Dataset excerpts
****************************************
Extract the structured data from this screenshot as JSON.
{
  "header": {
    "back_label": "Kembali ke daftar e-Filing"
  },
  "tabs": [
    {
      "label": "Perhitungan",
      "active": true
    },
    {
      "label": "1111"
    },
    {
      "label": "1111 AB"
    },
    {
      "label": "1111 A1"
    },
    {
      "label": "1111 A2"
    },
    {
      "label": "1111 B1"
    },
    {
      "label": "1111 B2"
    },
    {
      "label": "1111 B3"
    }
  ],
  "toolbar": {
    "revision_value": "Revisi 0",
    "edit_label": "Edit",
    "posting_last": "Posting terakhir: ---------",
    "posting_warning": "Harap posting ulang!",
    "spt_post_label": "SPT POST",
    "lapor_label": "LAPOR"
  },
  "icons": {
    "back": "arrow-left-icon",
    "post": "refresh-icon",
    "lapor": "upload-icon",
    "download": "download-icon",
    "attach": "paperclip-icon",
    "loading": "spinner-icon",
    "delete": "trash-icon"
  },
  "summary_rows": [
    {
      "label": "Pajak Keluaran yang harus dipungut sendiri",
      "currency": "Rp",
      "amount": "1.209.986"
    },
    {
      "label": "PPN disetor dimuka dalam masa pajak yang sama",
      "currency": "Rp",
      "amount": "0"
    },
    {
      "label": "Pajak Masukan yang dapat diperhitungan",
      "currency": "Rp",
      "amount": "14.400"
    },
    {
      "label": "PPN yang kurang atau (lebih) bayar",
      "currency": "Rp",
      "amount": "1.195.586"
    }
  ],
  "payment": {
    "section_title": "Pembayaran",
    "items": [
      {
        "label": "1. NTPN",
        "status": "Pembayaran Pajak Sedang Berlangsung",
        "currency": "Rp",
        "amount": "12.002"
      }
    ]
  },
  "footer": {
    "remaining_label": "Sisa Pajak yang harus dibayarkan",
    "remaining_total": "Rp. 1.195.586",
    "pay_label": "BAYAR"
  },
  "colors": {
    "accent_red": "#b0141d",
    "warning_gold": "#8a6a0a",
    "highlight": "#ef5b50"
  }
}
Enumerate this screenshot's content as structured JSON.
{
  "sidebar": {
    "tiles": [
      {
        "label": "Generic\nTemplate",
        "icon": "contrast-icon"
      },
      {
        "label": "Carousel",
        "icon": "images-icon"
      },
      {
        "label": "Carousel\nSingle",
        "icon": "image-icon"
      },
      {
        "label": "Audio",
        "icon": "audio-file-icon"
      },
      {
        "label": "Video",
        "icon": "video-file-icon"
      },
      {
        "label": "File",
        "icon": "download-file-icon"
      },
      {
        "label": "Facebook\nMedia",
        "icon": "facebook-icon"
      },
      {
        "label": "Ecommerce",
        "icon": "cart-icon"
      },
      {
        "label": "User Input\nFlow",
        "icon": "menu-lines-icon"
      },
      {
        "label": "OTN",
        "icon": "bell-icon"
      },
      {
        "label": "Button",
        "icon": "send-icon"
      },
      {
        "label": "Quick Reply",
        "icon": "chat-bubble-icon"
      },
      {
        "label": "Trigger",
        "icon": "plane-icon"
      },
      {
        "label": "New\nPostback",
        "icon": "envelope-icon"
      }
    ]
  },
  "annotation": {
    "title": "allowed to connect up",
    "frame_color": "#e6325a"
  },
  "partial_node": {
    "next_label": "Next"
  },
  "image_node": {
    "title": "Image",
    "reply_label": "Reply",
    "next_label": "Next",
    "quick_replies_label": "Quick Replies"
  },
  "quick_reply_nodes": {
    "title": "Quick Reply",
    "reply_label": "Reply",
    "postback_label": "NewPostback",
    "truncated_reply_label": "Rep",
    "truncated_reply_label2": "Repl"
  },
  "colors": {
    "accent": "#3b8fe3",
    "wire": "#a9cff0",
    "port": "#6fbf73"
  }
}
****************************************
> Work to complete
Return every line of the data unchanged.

> Solved exercise
Extract the structured data from this screenshot as JSON.
{
  "header": {
    "back_label": "Kembali ke daftar e-Filing"
  },
  "tabs": [
    {
      "label": "Perhitungan",
      "active": true
    },
    {
      "label": "1111"
    },
    {
      "label": "1111 AB"
    },
    {
      "label": "1111 A1"
    },
    {
      "label": "1111 A2"
    },
    {
      "label": "1111 B1"
    },
    {
      "label": "1111 B2"
    },
    {
      "label": "1111 B3"
    }
  ],
  "toolbar": {
    "revision_value": "Revisi 0",
    "edit_label": "Edit",
    "posting_last": "Posting terakhir: ---------",
    "posting_warning": "Harap posting ulang!",
    "spt_post_label": "SPT POST",
    "lapor_label": "LAPOR"
  },
  "icons": {
    "back": "arrow-left-icon",
    "post": "refresh-icon",
    "lapor": "upload-icon",
    "download": "download-icon",
    "attach": "paperclip-icon",
    "loading": "spinner-icon",
    "delete": "trash-icon"
  },
  "summary_rows": [
    {
      "label": "Pajak Keluaran yang harus dipungut sendiri",
      "currency": "Rp",
      "amount": "1.209.986"
    },
    {
      "label": "PPN disetor dimuka dalam masa pajak yang sama",
      "currency": "Rp",
      "amount": "0"
    },
    {
      "label": "Pajak Masukan yang dapat diperhitungan",
      "currency": "Rp",
      "amount": "14.400"
    },
    {
      "label": "PPN yang kurang atau (lebih) bayar",
      "currency": "Rp",
      "amount": "1.195.586"
    }
  ],
  "payment": {
    "section_title": "Pembayaran",
    "items": [
      {
        "label": "1. NTPN",
        "status": "Pembayaran Pajak Sedang Berlangsung",
        "currency": "Rp",
        "amount": "12.002"
      }
    ]
  },
  "footer": {
    "remaining_label": "Sisa Pajak yang harus dibayarkan",
    "remaining_total": "Rp. 1.195.586",
    "pay_label": "BAYAR"
  },
  "colors": {
    "accent_red": "#b0141d",
    "warning_gold": "#8a6a0a",
    "highlight": "#ef5b50"
  }
}
Enumerate this screenshot's content as structured JSON.
{
  "sidebar": {
    "tiles": [
      {
        "label": "Generic\nTemplate",
        "icon": "contrast-icon"
      },
      {
        "label": "Carousel",
        "icon": "images-icon"
      },
      {
        "label": "Carousel\nSingle",
        "icon": "image-icon"
      },
      {
        "label": "Audio",
        "icon": "audio-file-icon"
      },
      {
        "label": "Video",
        "icon": "video-file-icon"
      },
      {
        "label": "File",
        "icon": "download-file-icon"
      },
      {
        "label": "Facebook\nMedia",
        "icon": "facebook-icon"
      },
      {
        "label": "Ecommerce",
        "icon": "cart-icon"
      },
      {
        "label": "User Input\nFlow",
        "icon": "menu-lines-icon"
      },
      {
        "label": "OTN",
        "icon": "bell-icon"
      },
      {
        "label": "Button",
        "icon": "send-icon"
      },
      {
        "label": "Quick Reply",
        "icon": "chat-bubble-icon"
      },
      {
        "label": "Trigger",
        "icon": "plane-icon"
      },
      {
        "label": "New\nPostback",
        "icon": "envelope-icon"
      }
    ]
  },
  "annotation": {
    "title": "allowed to connect up",
    "frame_color": "#e6325a"
  },
  "partial_node": {
    "next_label": "Next"
  },
  "image_node": {
    "title": "Image",
    "reply_label": "Reply",
    "next_label": "Next",
    "quick_replies_label": "Quick Replies"
  },
  "quick_reply_nodes": {
    "title": "Quick Reply",
    "reply_label": "Reply",
    "postback_label": "NewPostback",
    "truncated_reply_label": "Rep",
    "truncated_reply_label2": "Repl"
  },
  "colors": {
    "accent": "#3b8fe3",
    "wire": "#a9cff0",
    "port": "#6fbf73"
  }
}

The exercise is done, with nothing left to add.